▶ Exercise aim: Every line below that carries the word "sorted" needs to be copied.

Excerpts from a dataset

==*==

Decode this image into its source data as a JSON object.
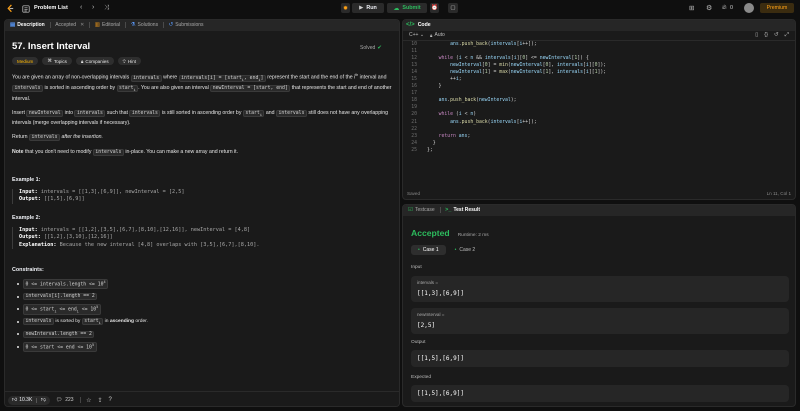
{
  "topbar": {
    "problem_list": "Problem List",
    "run": "Run",
    "submit": "Submit",
    "fire_count": "0",
    "premium": "Premium"
  },
  "left_tabs": {
    "description": "Description",
    "accepted": "Accepted",
    "editorial": "Editorial",
    "solutions": "Solutions",
    "submissions": "Submissions"
  },
  "problem": {
    "title": "57. Insert Interval",
    "solved": "Solved",
    "difficulty": "Medium",
    "topics": "Topics",
    "companies": "Companies",
    "hint": "Hint",
    "p1_a": "You are given an array of non-overlapping intervals ",
    "p1_code1": "intervals",
    "p1_b": " where ",
    "p1_code2": "intervals[i] = [start",
    "p1_c": " represent the start and the end of the",
    "p1_d": " interval and ",
    "p1_code3": "intervals",
    "p1_e": " is sorted in ascending order by ",
    "p1_code4": "start",
    "p1_f": ". You are also given an interval ",
    "p1_code5": "newInterval = [start, end]",
    "p1_g": " that represents the start and end of another interval.",
    "p2_a": "Insert ",
    "p2_code1": "newInterval",
    "p2_b": " into ",
    "p2_code2": "intervals",
    "p2_c": " such that ",
    "p2_code3": "intervals",
    "p2_d": " is still sorted in ascending order by ",
    "p2_code4": "start",
    "p2_e": " and ",
    "p2_code5": "intervals",
    "p2_f": " still does not have any overlapping intervals (merge overlapping intervals if necessary).",
    "p3_a": "Return ",
    "p3_code": "intervals",
    "p3_b": " after the insertion.",
    "p4_bold": "Note",
    "p4_a": " that you don't need to modify ",
    "p4_code": "intervals",
    "p4_b": " in-place. You can make a new array and return it.",
    "ex1_title": "Example 1:",
    "ex1_input_label": "Input:",
    "ex1_input": " intervals = [[1,3],[6,9]], newInterval = [2,5]",
    "ex1_output_label": "Output:",
    "ex1_output": " [[1,5],[6,9]]",
    "ex2_title": "Example 2:",
    "ex2_input_label": "Input:",
    "ex2_input": " intervals = [[1,2],[3,5],[6,7],[8,10],[12,16]], newInterval = [4,8]",
    "ex2_output_label": "Output:",
    "ex2_output": " [[1,2],[3,10],[12,16]]",
    "ex2_expl_label": "Explanation:",
    "ex2_expl": " Because the new interval [4,8] overlaps with [3,5],[6,7],[8,10].",
    "constraints_title": "Constraints:",
    "c1": "0 <= intervals.length <= 10",
    "c1_sup": "4",
    "c2": "intervals[i].length == 2",
    "c3": "0 <= start",
    "c3_b": " <= end",
    "c3_c": " <= 10",
    "c3_sup": "5",
    "c4_code": "intervals",
    "c4_a": " is sorted by ",
    "c4_code2": "start",
    "c4_b": " in ",
    "c4_bold": "ascending",
    "c4_c": " order.",
    "c5": "newInterval.length == 2",
    "c6": "0 <= start <= end <= 10",
    "c6_sup": "5"
  },
  "footer": {
    "likes": "10.3K",
    "comments": "223"
  },
  "code_panel": {
    "title": "Code",
    "lang": "C++",
    "auto": "Auto",
    "saved": "Saved",
    "cursor": "Ln 11, Col 1",
    "lines": [
      {
        "n": "10",
        "t": "        ans.push_back(intervals[i++]);"
      },
      {
        "n": "11",
        "t": ""
      },
      {
        "n": "12",
        "t": "    while (i < n && intervals[i][0] <= newInterval[1]) {"
      },
      {
        "n": "13",
        "t": "        newInterval[0] = min(newInterval[0], intervals[i][0]);"
      },
      {
        "n": "14",
        "t": "        newInterval[1] = max(newInterval[1], intervals[i][1]);"
      },
      {
        "n": "15",
        "t": "        ++i;"
      },
      {
        "n": "16",
        "t": "    }"
      },
      {
        "n": "17",
        "t": ""
      },
      {
        "n": "18",
        "t": "    ans.push_back(newInterval);"
      },
      {
        "n": "19",
        "t": ""
      },
      {
        "n": "20",
        "t": "    while (i < n)"
      },
      {
        "n": "21",
        "t": "        ans.push_back(intervals[i++]);"
      },
      {
        "n": "22",
        "t": ""
      },
      {
        "n": "23",
        "t": "    return ans;"
      },
      {
        "n": "24",
        "t": "  }"
      },
      {
        "n": "25",
        "t": "};"
      }
    ]
  },
  "result_panel": {
    "tab_testcase": "Testcase",
    "tab_result": "Test Result",
    "status": "Accepted",
    "runtime": "Runtime: 2 ms",
    "case1": "Case 1",
    "case2": "Case 2",
    "input_label": "Input",
    "var1_name": "intervals =",
    "var1_value": "[[1,3],[6,9]]",
    "var2_name": "newInterval =",
    "var2_value": "[2,5]",
    "output_label": "Output",
    "output_value": "[[1,5],[6,9]]",
    "expected_label": "Expected",
    "expected_value": "[[1,5],[6,9]]"
  },
  "colors": {
    "accent_orange": "#ffa116",
    "green": "#2cbb5d",
    "medium": "#ffb800"
  }
}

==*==

▶ Expected output:
    "p1_e": " is sorted in ascending order by ",
    "p2_d": " is still sorted in ascending order by ",
    "c4_a": " is sorted by ",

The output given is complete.